▸ **About this task**
Copy the data below in full, exactly as it appears.

▸ **Data to process**
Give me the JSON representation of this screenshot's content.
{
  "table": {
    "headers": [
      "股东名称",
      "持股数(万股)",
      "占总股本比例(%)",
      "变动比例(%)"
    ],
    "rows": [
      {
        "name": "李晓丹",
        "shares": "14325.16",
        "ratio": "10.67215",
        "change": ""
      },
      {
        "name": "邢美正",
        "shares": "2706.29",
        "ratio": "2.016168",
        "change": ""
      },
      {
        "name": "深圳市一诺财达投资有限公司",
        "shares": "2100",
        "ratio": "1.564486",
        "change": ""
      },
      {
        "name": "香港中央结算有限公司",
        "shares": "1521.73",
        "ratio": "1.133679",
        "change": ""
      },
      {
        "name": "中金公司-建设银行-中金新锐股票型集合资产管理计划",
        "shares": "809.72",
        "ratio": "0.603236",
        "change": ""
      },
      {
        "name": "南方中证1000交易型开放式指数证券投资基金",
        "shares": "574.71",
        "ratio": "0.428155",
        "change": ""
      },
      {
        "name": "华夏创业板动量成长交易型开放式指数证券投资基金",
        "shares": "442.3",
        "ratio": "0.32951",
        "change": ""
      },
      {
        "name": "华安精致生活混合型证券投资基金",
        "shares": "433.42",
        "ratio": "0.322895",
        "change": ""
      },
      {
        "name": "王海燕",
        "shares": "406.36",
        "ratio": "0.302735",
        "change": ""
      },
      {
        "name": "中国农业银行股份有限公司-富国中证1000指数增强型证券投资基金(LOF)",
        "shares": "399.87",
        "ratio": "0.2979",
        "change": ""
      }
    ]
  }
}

▸ **Result of this task**
Give me the JSON representation of this screenshot's content.
{
  "table": {
    "headers": [
      "股东名称",
      "持股数(万股)",
      "占总股本比例(%)",
      "变动比例(%)"
    ],
    "rows": [
      {
        "name": "李晓丹",
        "shares": "14325.16",
        "ratio": "10.67215",
        "change": ""
      },
      {
        "name": "邢美正",
        "shares": "2706.29",
        "ratio": "2.016168",
        "change": ""
      },
      {
        "name": "深圳市一诺财达投资有限公司",
        "shares": "2100",
        "ratio": "1.564486",
        "change": ""
      },
      {
        "name": "香港中央结算有限公司",
        "shares": "1521.73",
        "ratio": "1.133679",
        "change": ""
      },
      {
        "name": "中金公司-建设银行-中金新锐股票型集合资产管理计划",
        "shares": "809.72",
        "ratio": "0.603236",
        "change": ""
      },
      {
        "name": "南方中证1000交易型开放式指数证券投资基金",
        "shares": "574.71",
        "ratio": "0.428155",
        "change": ""
      },
      {
        "name": "华夏创业板动量成长交易型开放式指数证券投资基金",
        "shares": "442.3",
        "ratio": "0.32951",
        "change": ""
      },
      {
        "name": "华安精致生活混合型证券投资基金",
        "shares": "433.42",
        "ratio": "0.322895",
        "change": ""
      },
      {
        "name": "王海燕",
        "shares": "406.36",
        "ratio": "0.302735",
        "change": ""
      },
      {
        "name": "中国农业银行股份有限公司-富国中证1000指数增强型证券投资基金(LOF)",
        "shares": "399.87",
        "ratio": "0.2979",
        "change": ""
      }
    ]
  }
}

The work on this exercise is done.